[Records excerpted from a collection]

== Segment start ==

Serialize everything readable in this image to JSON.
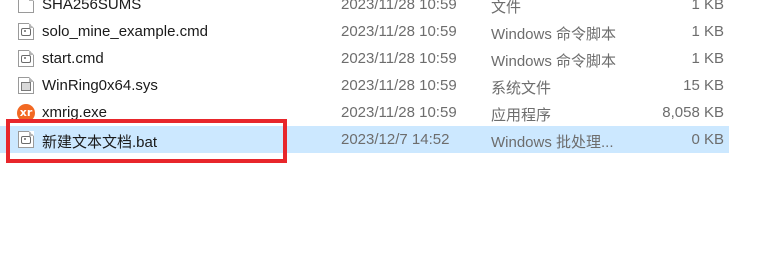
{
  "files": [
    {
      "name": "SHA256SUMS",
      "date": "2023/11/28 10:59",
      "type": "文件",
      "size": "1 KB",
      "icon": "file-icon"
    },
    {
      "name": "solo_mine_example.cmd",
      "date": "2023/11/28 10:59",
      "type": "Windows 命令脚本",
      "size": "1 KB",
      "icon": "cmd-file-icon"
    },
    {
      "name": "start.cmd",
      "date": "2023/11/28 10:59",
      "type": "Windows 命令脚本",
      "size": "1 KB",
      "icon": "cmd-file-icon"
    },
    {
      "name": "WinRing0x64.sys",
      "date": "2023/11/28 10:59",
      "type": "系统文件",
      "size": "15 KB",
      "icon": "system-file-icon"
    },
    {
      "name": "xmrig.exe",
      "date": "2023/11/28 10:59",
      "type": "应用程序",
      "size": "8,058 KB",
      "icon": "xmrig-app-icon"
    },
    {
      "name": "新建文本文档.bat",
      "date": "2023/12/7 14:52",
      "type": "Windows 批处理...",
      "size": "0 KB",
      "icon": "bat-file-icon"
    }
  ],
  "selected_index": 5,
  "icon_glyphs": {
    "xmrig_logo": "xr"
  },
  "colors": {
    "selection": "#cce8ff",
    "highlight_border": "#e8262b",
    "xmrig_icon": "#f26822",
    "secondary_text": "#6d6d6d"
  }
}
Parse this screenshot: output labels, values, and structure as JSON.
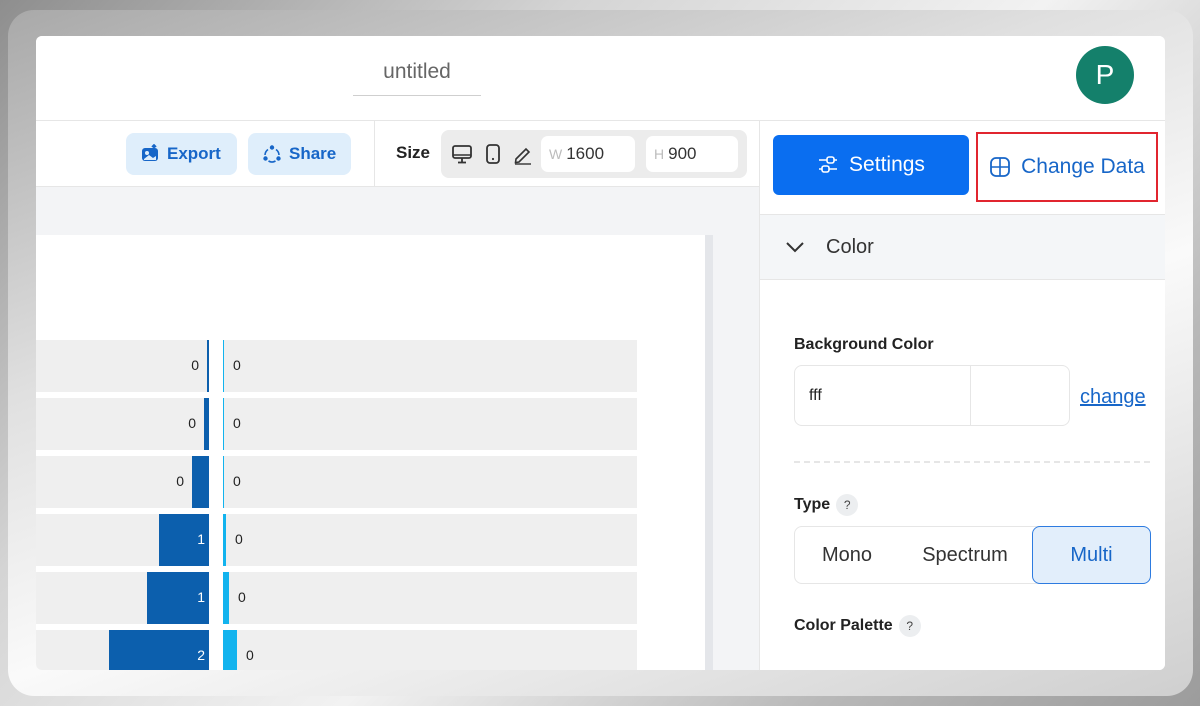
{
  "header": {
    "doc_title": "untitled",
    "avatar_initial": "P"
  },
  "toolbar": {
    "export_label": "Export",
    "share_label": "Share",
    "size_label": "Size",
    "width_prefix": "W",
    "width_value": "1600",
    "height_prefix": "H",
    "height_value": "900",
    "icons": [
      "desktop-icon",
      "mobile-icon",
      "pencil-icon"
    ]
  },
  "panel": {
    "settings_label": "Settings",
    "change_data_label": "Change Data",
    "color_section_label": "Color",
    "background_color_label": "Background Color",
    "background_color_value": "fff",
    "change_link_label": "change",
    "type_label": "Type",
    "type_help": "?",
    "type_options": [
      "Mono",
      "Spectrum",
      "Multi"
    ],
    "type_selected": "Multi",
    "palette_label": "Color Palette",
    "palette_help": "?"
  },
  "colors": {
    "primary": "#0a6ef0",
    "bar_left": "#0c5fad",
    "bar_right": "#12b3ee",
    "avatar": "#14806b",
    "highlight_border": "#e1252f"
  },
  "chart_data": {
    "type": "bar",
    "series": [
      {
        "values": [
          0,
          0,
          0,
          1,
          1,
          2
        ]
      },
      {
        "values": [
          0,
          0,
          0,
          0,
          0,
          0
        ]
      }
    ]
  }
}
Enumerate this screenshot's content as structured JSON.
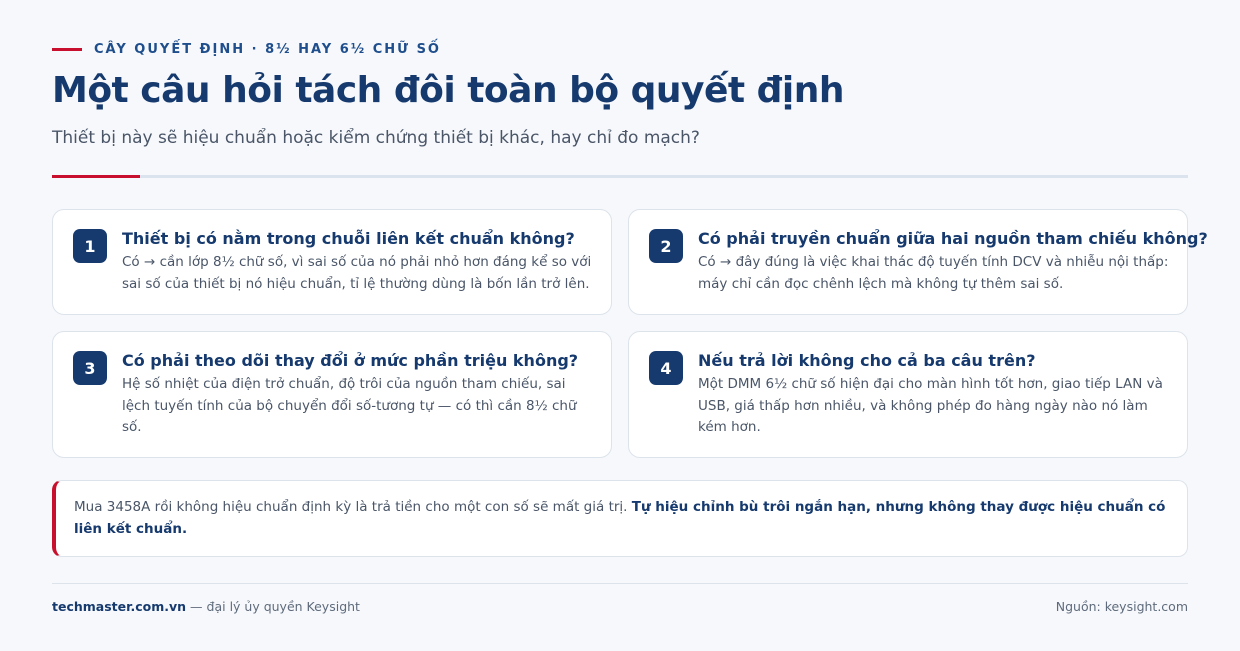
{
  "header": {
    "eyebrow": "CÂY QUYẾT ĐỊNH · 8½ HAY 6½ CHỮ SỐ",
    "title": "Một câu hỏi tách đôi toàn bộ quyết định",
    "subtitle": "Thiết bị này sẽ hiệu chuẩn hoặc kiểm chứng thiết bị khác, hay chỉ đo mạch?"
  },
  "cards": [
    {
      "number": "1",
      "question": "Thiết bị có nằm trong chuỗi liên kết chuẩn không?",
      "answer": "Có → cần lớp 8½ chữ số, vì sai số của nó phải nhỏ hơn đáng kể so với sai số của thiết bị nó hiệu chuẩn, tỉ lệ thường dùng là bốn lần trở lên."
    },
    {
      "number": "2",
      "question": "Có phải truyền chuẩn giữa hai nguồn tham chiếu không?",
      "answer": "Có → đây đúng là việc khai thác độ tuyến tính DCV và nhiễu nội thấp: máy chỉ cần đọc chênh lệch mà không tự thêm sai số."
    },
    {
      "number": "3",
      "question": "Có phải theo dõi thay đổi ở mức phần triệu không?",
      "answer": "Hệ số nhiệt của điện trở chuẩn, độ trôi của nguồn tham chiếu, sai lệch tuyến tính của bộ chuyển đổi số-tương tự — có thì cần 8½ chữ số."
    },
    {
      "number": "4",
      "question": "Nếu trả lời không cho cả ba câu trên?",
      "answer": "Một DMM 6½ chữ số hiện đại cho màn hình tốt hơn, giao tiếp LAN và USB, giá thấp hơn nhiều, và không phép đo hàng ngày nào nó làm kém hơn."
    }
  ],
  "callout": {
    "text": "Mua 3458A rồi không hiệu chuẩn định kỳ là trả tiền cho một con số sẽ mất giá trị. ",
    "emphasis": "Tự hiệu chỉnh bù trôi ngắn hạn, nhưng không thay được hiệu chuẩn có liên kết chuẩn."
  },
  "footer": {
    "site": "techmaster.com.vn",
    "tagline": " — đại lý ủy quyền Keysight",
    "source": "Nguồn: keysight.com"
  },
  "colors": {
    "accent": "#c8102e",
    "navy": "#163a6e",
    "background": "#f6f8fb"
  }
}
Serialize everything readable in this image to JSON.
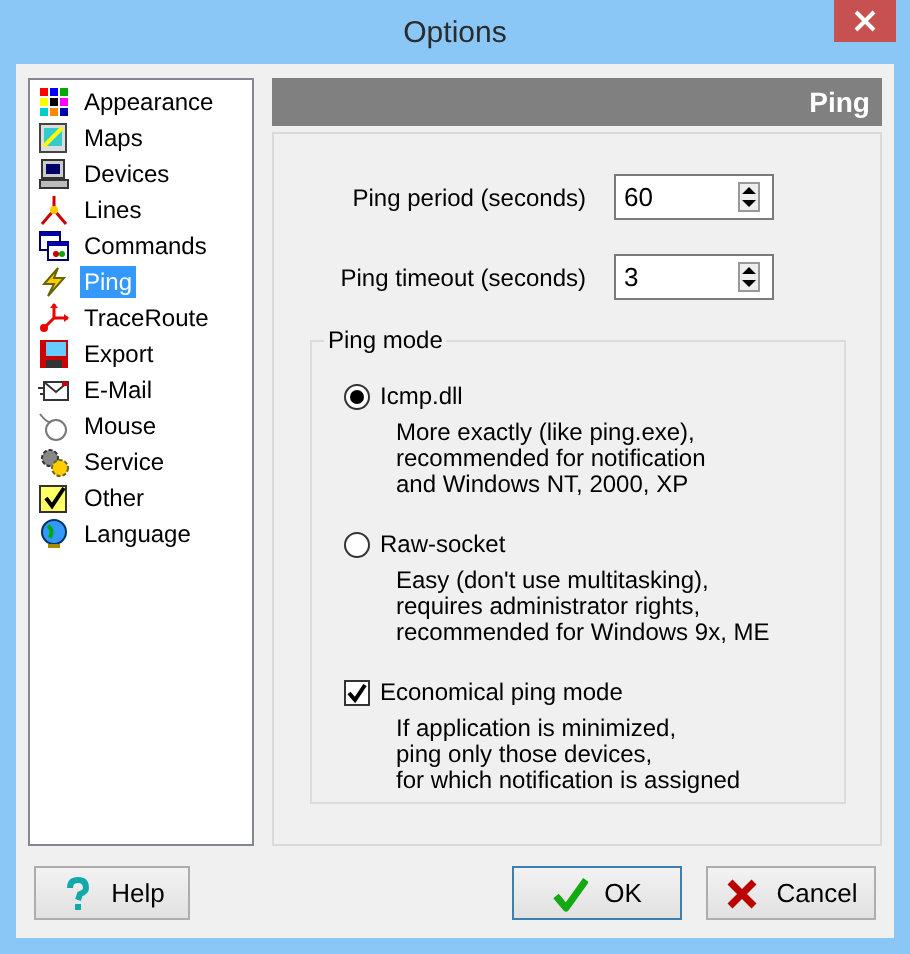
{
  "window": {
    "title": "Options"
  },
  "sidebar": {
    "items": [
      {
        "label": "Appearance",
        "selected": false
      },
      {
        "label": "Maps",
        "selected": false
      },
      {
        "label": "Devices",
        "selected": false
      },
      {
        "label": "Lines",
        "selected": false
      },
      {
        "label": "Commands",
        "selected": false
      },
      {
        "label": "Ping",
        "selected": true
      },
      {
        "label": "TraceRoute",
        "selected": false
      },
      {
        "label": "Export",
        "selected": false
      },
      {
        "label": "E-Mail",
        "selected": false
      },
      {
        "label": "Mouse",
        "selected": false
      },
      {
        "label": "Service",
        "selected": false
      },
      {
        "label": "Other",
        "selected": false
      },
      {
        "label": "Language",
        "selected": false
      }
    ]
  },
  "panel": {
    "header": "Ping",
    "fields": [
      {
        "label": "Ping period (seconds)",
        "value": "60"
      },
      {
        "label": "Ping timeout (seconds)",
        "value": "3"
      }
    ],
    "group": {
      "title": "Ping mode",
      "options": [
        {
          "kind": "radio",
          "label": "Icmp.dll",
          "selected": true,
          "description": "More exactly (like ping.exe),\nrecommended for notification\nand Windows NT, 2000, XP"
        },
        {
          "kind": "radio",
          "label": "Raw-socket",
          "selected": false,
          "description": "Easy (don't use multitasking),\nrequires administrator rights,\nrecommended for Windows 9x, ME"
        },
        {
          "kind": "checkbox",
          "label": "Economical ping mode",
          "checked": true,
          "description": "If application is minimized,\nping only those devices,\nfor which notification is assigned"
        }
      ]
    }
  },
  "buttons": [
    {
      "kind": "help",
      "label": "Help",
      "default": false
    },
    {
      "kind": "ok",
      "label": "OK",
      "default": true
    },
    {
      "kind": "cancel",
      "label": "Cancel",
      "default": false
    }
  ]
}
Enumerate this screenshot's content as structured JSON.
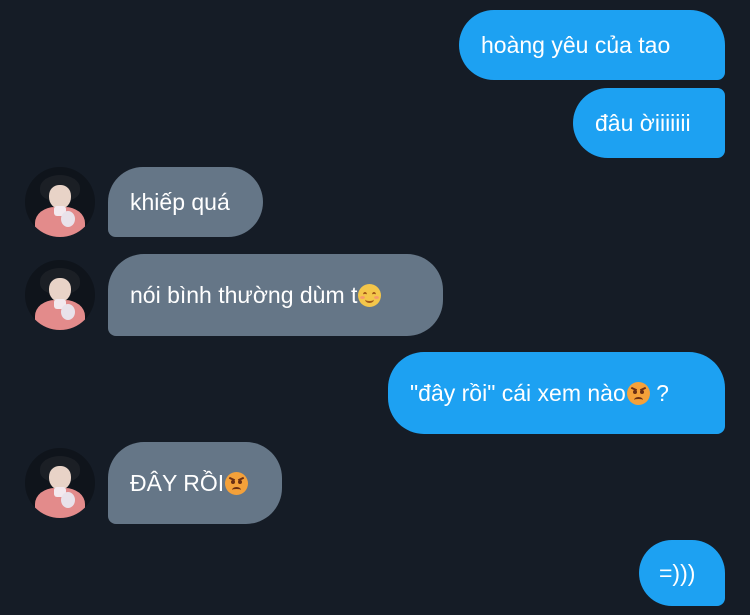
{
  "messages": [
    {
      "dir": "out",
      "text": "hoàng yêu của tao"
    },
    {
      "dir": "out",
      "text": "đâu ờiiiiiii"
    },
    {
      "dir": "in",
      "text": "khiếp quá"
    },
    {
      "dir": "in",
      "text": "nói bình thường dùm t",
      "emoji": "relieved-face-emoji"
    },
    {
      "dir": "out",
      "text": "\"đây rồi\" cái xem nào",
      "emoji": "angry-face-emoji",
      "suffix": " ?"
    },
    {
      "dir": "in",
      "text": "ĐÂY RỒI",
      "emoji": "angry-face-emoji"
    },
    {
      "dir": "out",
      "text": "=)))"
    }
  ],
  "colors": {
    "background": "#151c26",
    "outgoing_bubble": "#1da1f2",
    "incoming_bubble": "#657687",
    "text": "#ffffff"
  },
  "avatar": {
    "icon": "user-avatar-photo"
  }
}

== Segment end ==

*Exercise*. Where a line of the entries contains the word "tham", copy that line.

*Response to the exercise*.
      "question": "Có phải truyền chuẩn giữa hai nguồn tham chiếu không?",
      "answer": "Hệ số nhiệt của điện trở chuẩn, độ trôi của nguồn tham chiếu, sai lệch tuyến tính của bộ chuyển đổi số-tương tự — có thì cần 8½ chữ số."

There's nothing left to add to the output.